● BRIEF
Going through the entries below, copy out each line that contains "Monthly".

● Data records for software interfaces
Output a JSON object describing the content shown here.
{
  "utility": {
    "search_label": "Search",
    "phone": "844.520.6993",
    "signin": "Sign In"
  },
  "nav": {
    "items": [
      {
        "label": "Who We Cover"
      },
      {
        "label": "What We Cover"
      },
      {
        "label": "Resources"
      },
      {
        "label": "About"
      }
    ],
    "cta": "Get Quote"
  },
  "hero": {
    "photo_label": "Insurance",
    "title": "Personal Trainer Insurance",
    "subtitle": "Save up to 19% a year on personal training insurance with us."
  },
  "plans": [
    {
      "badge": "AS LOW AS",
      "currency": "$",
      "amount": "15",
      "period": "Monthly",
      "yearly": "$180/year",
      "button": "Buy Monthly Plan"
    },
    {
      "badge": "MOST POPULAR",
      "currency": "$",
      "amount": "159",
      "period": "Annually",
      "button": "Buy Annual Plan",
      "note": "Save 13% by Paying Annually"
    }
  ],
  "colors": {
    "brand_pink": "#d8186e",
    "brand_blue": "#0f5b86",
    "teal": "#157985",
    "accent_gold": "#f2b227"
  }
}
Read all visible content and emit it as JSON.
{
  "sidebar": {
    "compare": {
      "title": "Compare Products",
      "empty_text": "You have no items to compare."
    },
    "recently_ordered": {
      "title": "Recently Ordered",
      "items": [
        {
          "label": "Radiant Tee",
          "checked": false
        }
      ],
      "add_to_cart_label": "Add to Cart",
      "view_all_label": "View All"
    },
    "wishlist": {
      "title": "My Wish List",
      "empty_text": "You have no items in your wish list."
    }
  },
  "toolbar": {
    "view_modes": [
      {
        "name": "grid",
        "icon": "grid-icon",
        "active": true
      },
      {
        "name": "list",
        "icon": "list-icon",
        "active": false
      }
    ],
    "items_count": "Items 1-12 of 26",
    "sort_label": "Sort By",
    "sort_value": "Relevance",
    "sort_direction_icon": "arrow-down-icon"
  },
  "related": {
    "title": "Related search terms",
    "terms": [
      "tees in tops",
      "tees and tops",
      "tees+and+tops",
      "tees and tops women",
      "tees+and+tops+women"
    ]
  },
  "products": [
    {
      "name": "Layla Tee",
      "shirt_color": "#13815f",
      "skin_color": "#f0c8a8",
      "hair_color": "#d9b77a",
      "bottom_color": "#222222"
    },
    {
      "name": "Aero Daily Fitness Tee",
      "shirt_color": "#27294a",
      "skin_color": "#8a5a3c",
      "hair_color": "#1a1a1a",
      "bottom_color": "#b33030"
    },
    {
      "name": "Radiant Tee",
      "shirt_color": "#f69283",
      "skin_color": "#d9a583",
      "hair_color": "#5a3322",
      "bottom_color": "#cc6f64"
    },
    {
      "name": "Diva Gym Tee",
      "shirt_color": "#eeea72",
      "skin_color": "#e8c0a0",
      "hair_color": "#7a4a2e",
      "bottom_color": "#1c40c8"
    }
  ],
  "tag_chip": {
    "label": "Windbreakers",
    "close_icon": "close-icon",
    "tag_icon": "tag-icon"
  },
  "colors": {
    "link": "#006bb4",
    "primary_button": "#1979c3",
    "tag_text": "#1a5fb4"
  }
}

● ANSWER BOX
      "period": "Monthly",
      "button": "Buy Monthly Plan"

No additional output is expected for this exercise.